What to do: Set every line of the data down again exactly, and keep the pictures out.

Given data:
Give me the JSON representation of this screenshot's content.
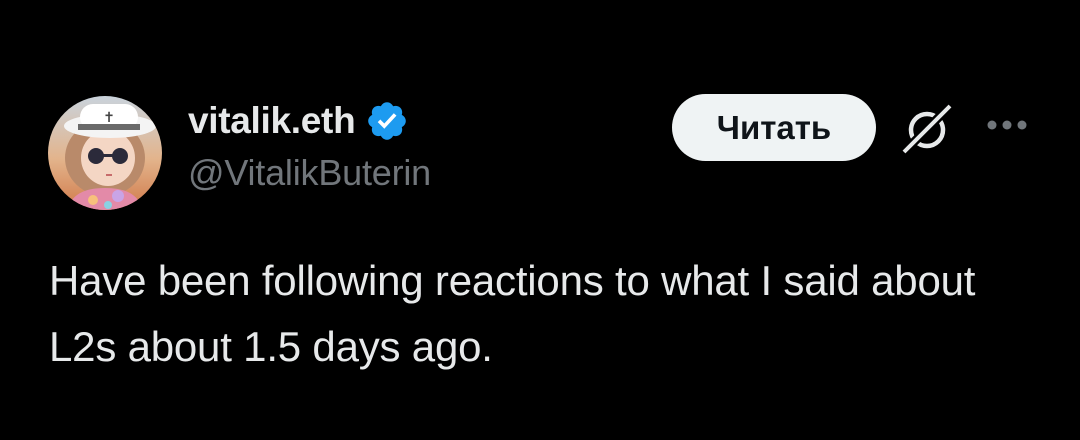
{
  "author": {
    "display_name": "vitalik.eth",
    "handle": "@VitalikButerin",
    "verified": true,
    "avatar_icon": "profile-avatar"
  },
  "actions": {
    "subscribe_label": "Читать",
    "grok_icon": "grok-icon",
    "more_icon": "more-options-icon"
  },
  "tweet": {
    "text": "Have been following reactions to what I said about L2s about 1.5 days ago."
  },
  "colors": {
    "background": "#000000",
    "text_primary": "#e7e9ea",
    "text_secondary": "#71767b",
    "verified_blue": "#1d9bf0",
    "button_bg": "#eff3f4",
    "button_text": "#0f1419"
  }
}
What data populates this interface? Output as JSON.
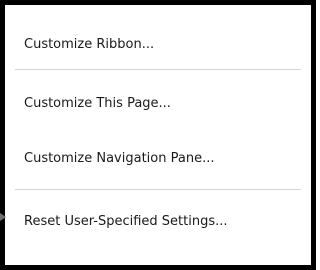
{
  "menu": {
    "items": [
      {
        "label": "Customize Ribbon..."
      },
      {
        "label": "Customize This Page..."
      },
      {
        "label": "Customize Navigation Pane..."
      },
      {
        "label": "Reset User-Specified Settings..."
      }
    ]
  },
  "colors": {
    "border": "#000000",
    "background": "#ffffff",
    "separator": "#d4d4d4",
    "text": "#1a1a1a"
  },
  "icons": {
    "pointer": "submenu-pointer-icon"
  }
}
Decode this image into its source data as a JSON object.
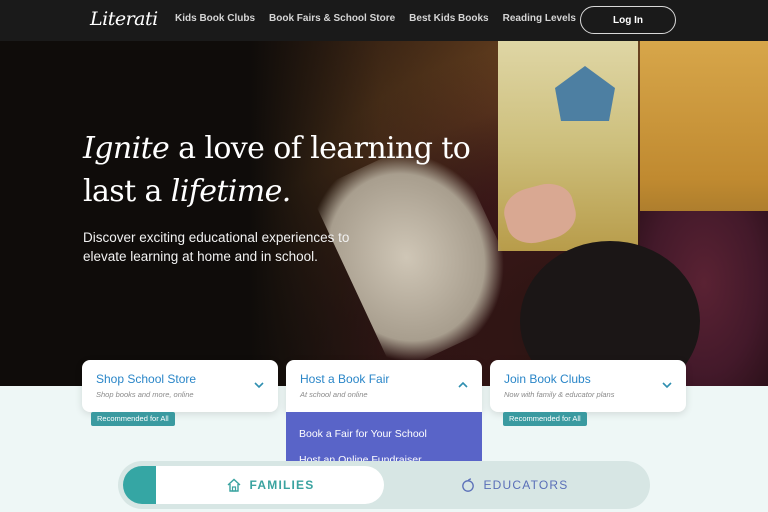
{
  "nav": {
    "logo": "Literati",
    "links": [
      "Kids Book Clubs",
      "Book Fairs & School Store",
      "Best Kids Books",
      "Reading Levels"
    ],
    "login_label": "Log In"
  },
  "hero": {
    "headline_em1": "Ignite",
    "headline_mid": " a love of learning to last a ",
    "headline_em2": "lifetime.",
    "subhead": "Discover exciting educational experiences to elevate learning at home and in school."
  },
  "cards": [
    {
      "title": "Shop School Store",
      "subtitle": "Shop books and more, online",
      "badge": "Recommended for All",
      "expanded": false
    },
    {
      "title": "Host a Book Fair",
      "subtitle": "At school and online",
      "badge": "",
      "expanded": true
    },
    {
      "title": "Join Book Clubs",
      "subtitle": "Now with family & educator plans",
      "badge": "Recommended for All",
      "expanded": false
    }
  ],
  "dropdown": {
    "items": [
      "Book a Fair for Your School",
      "Host an Online Fundraiser"
    ]
  },
  "toggle": {
    "families_label": "FAMILIES",
    "educators_label": "EDUCATORS",
    "selected": "FAMILIES"
  },
  "colors": {
    "nav_bg": "#1a1a1a",
    "card_title": "#2a86c8",
    "badge_bg": "#3a9aa0",
    "dropdown_bg": "#5964c8",
    "families_accent": "#35a6a4",
    "educators_text": "#5a6fb8"
  },
  "icons": {
    "card_chevron": "chevron-down-icon",
    "card_chevron_open": "chevron-up-icon",
    "families": "home-icon",
    "educators": "apple-icon"
  }
}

Result of the exercise:
Give me the JSON representation of this screenshot's content.
{
  "author": {
    "display_name": "vitalik.eth",
    "handle": "@VitalikButerin",
    "verified": true,
    "avatar_icon": "profile-avatar"
  },
  "actions": {
    "subscribe_label": "Читать",
    "grok_icon": "grok-icon",
    "more_icon": "more-options-icon"
  },
  "tweet": {
    "text": "Have been following reactions to what I said about L2s about 1.5 days ago."
  },
  "colors": {
    "background": "#000000",
    "text_primary": "#e7e9ea",
    "text_secondary": "#71767b",
    "verified_blue": "#1d9bf0",
    "button_bg": "#eff3f4",
    "button_text": "#0f1419"
  }
}
What data populates this interface? Output as JSON.
{
  "menu": {
    "items": [
      {
        "label": "Customize Ribbon..."
      },
      {
        "label": "Customize This Page..."
      },
      {
        "label": "Customize Navigation Pane..."
      },
      {
        "label": "Reset User-Specified Settings..."
      }
    ]
  },
  "colors": {
    "border": "#000000",
    "background": "#ffffff",
    "separator": "#d4d4d4",
    "text": "#1a1a1a"
  },
  "icons": {
    "pointer": "submenu-pointer-icon"
  }
}
Decode this image into its source data as a JSON object.
{
  "nav": {
    "logo": "Literati",
    "links": [
      "Kids Book Clubs",
      "Book Fairs & School Store",
      "Best Kids Books",
      "Reading Levels"
    ],
    "login_label": "Log In"
  },
  "hero": {
    "headline_em1": "Ignite",
    "headline_mid": " a love of learning to last a ",
    "headline_em2": "lifetime.",
    "subhead": "Discover exciting educational experiences to elevate learning at home and in school."
  },
  "cards": [
    {
      "title": "Shop School Store",
      "subtitle": "Shop books and more, online",
      "badge": "Recommended for All",
      "expanded": false
    },
    {
      "title": "Host a Book Fair",
      "subtitle": "At school and online",
      "badge": "",
      "expanded": true
    },
    {
      "title": "Join Book Clubs",
      "subtitle": "Now with family & educator plans",
      "badge": "Recommended for All",
      "expanded": false
    }
  ],
  "dropdown": {
    "items": [
      "Book a Fair for Your School",
      "Host an Online Fundraiser"
    ]
  },
  "toggle": {
    "families_label": "FAMILIES",
    "educators_label": "EDUCATORS",
    "selected": "FAMILIES"
  },
  "colors": {
    "nav_bg": "#1a1a1a",
    "card_title": "#2a86c8",
    "badge_bg": "#3a9aa0",
    "dropdown_bg": "#5964c8",
    "families_accent": "#35a6a4",
    "educators_text": "#5a6fb8"
  },
  "icons": {
    "card_chevron": "chevron-down-icon",
    "card_chevron_open": "chevron-up-icon",
    "families": "home-icon",
    "educators": "apple-icon"
  }
}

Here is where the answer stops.